America plays the Apollo Option: killing from the sky: Fabius Maximus
Chet Richards, on Fabius Maximus' blog, suggests that the Greek god, Apollo, who would strike from afar, serves as a metaphor for targeted assassinations by the United States against targets such as the latest al Qaeda No 3 or the democratically elected head of some government we do not like, such as Iran's Akminijad, Venezuela's Chavez, or whoever is running Hamas right now.
Political assassination has a hoary history. To use a few classical Greek illustrations, Agamemnon was slaughtered upon his return from Troy while Philip of Macedon was taken out either by his wife or by his son, Alexander. And using newfangled technology to kill one's enemies is well known. For example, Lisa Jardine, in The Awful End of Prince William the Silent: The First Assassination of a Head of State with a Handgun
, describes the shockwaves that assassination by the newly invented pistol sent through the courts of Renaissance Europe. And Q always has some novel contraption for 007.
While Richard's use of Apollo as a metaphor is intriguing, I prefer Zeus, who would hurl thunderbolts at opponents from afar. The entire concept of "fire from heaven" is a more robust metaphor with fits in with not only the drone attacks that Richards describes but also with the Shock Doctrine

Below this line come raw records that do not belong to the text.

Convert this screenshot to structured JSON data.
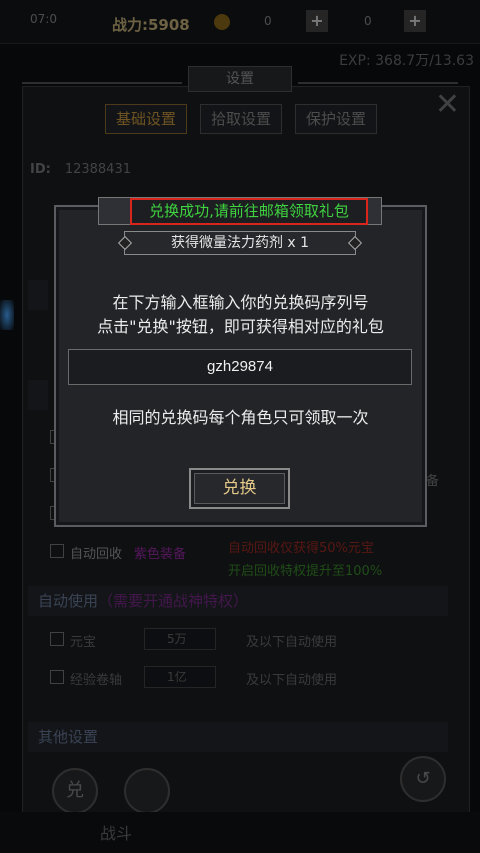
{
  "topbar": {
    "time": "07:0",
    "power": "战力:5908",
    "val1": "0",
    "val2": "0",
    "plus": "+",
    "exp": "EXP: 368.7万/13.63"
  },
  "settings": {
    "title": "设置",
    "close": "✕",
    "tabs": [
      "基础设置",
      "拾取设置",
      "保护设置"
    ],
    "id_label": "ID:",
    "id_value": "12388431",
    "auto_recycle_label": "自动回收",
    "auto_recycle_value": "紫色装备",
    "recycle_note1": "自动回收仅获得50%元宝",
    "recycle_note2": "开启回收特权提升至100%",
    "auto_use_header": "自动使用",
    "auto_use_note": "（需要开通战神特权）",
    "row1_label": "元宝",
    "row1_value": "5万",
    "row1_suffix": "及以下自动使用",
    "row2_label": "经验卷轴",
    "row2_value": "1亿",
    "row2_suffix": "及以下自动使用",
    "other_header": "其他设置",
    "side_char": "备",
    "redeem_icon_char": "兑",
    "back_icon": "↺"
  },
  "bottom_nav": [
    "战斗"
  ],
  "dialog": {
    "toast": "兑换成功,请前往邮箱领取礼包",
    "reward": "获得微量法力药剂 x 1",
    "instruction_line1": "在下方输入框输入你的兑换码序列号",
    "instruction_line2": "点击\"兑换\"按钮，即可获得相对应的礼包",
    "code_value": "gzh29874",
    "note": "相同的兑换码每个角色只可领取一次",
    "button_label": "兑换"
  },
  "colors": {
    "toast_text": "#3fd33f",
    "toast_border": "#d9261c",
    "button_text": "#e4c98a",
    "active_tab": "#c89a40"
  }
}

that Naomi Kein describes. The modern American capitalist, like some neoPlatonic alchemist, brings fire down from the heavens and hurls it - be it through arcane financial instruments or through drone strikes - at its targets.

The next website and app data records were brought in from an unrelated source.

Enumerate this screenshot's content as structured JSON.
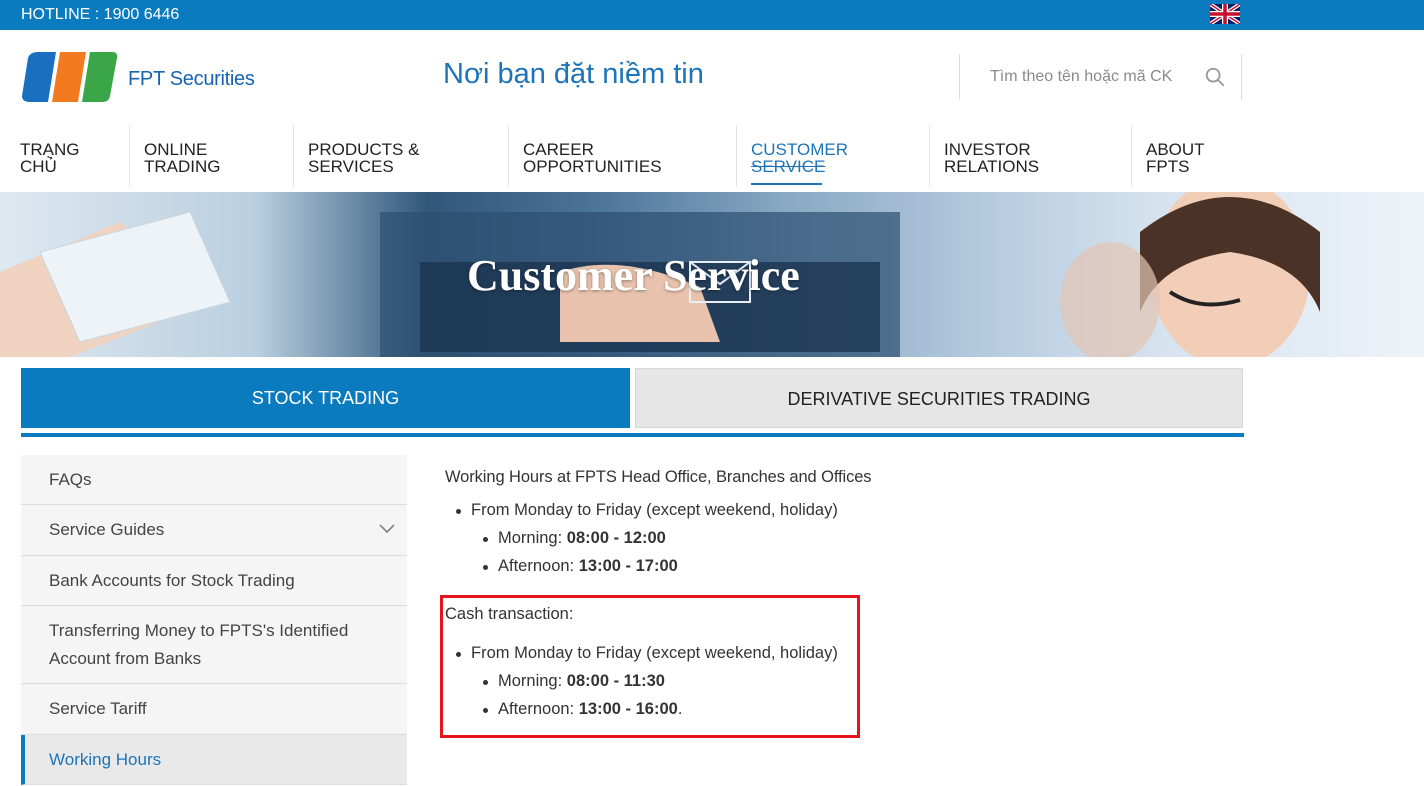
{
  "topbar": {
    "hotline": "HOTLINE : 1900 6446",
    "language_flag_icon": "uk-flag-icon"
  },
  "header": {
    "logo_text": "FPT Securities",
    "slogan": "Nơi bạn đặt niềm tin",
    "search_placeholder": "Tìm theo tên hoặc mã CK",
    "search_icon": "search-icon"
  },
  "nav": {
    "items": [
      {
        "line1": "TRẠNG",
        "line2": "CHỦ"
      },
      {
        "line1": "ONLINE",
        "line2": "TRADING"
      },
      {
        "line1": "PRODUCTS &",
        "line2": "SERVICES"
      },
      {
        "line1": "CAREER",
        "line2": "OPPORTUNITIES"
      },
      {
        "line1": "CUSTOMER",
        "line2": "SERVICE",
        "active": true
      },
      {
        "line1": "INVESTOR",
        "line2": "RELATIONS"
      },
      {
        "line1": "ABOUT",
        "line2": "FPTS"
      }
    ]
  },
  "banner": {
    "title": "Customer Service"
  },
  "tabs": {
    "stock": "STOCK TRADING",
    "derivative": "DERIVATIVE SECURITIES TRADING"
  },
  "sidebar": {
    "items": [
      {
        "label": "FAQs"
      },
      {
        "label": "Service Guides",
        "has_chevron": true
      },
      {
        "label": "Bank Accounts for Stock Trading"
      },
      {
        "label": "Transferring Money to FPTS's Identified Account from Banks"
      },
      {
        "label": "Service Tariff"
      },
      {
        "label": "Working Hours",
        "active": true
      }
    ]
  },
  "content": {
    "heading": "Working Hours at FPTS Head Office, Branches and Offices",
    "period": "From Monday to Friday (except weekend, holiday)",
    "morning_label": "Morning:",
    "morning_time": "08:00 - 12:00",
    "afternoon_label": "Afternoon:",
    "afternoon_time": "13:00 - 17:00",
    "cash": {
      "heading": "Cash transaction:",
      "period": "From Monday to Friday (except weekend, holiday)",
      "morning_label": "Morning:",
      "morning_time": "08:00 - 11:30",
      "afternoon_label": "Afternoon:",
      "afternoon_time": "13:00 - 16:00",
      "afternoon_suffix": "."
    }
  },
  "colors": {
    "brand_blue": "#0a7bbf",
    "link_blue": "#1d74b8",
    "highlight_red": "#e8141b"
  }
}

This "fire from heaven" metaphor further explains why our capitalist - warriors use drones, fighters, and other aircraft rather than agents in the 007 James Bond tradition. It also explains the curious lack of interest the United States has displayed in the 19th Century Great Game despite inviting parallels with the current situation. For to be a 007 or to play the Great Game demands social skills.
And that the United States does not have.